▶ Information provided
-.-.-

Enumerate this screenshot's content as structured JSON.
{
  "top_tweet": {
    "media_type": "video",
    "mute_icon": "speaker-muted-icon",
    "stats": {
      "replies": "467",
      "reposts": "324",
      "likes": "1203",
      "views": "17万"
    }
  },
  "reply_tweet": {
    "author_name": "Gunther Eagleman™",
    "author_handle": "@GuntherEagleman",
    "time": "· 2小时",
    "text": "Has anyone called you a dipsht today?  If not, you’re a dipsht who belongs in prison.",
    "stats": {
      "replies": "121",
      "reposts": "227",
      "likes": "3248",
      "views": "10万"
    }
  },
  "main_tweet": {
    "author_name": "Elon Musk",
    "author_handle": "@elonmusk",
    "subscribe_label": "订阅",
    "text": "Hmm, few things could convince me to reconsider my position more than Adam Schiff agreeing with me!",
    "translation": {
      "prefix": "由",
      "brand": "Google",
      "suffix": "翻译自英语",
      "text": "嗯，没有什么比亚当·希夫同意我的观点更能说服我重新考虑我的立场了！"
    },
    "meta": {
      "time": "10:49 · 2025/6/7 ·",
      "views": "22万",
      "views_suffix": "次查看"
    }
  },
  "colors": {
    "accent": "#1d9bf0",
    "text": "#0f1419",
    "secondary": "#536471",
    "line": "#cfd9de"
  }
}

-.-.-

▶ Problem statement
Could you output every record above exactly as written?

▶ Task response
Enumerate this screenshot's content as structured JSON.
{
  "top_tweet": {
    "media_type": "video",
    "mute_icon": "speaker-muted-icon",
    "stats": {
      "replies": "467",
      "reposts": "324",
      "likes": "1203",
      "views": "17万"
    }
  },
  "reply_tweet": {
    "author_name": "Gunther Eagleman™",
    "author_handle": "@GuntherEagleman",
    "time": "· 2小时",
    "text": "Has anyone called you a dipsht today?  If not, you’re a dipsht who belongs in prison.",
    "stats": {
      "replies": "121",
      "reposts": "227",
      "likes": "3248",
      "views": "10万"
    }
  },
  "main_tweet": {
    "author_name": "Elon Musk",
    "author_handle": "@elonmusk",
    "subscribe_label": "订阅",
    "text": "Hmm, few things could convince me to reconsider my position more than Adam Schiff agreeing with me!",
    "translation": {
      "prefix": "由",
      "brand": "Google",
      "suffix": "翻译自英语",
      "text": "嗯，没有什么比亚当·希夫同意我的观点更能说服我重新考虑我的立场了！"
    },
    "meta": {
      "time": "10:49 · 2025/6/7 ·",
      "views": "22万",
      "views_suffix": "次查看"
    }
  },
  "colors": {
    "accent": "#1d9bf0",
    "text": "#0f1419",
    "secondary": "#536471",
    "line": "#cfd9de"
  }
}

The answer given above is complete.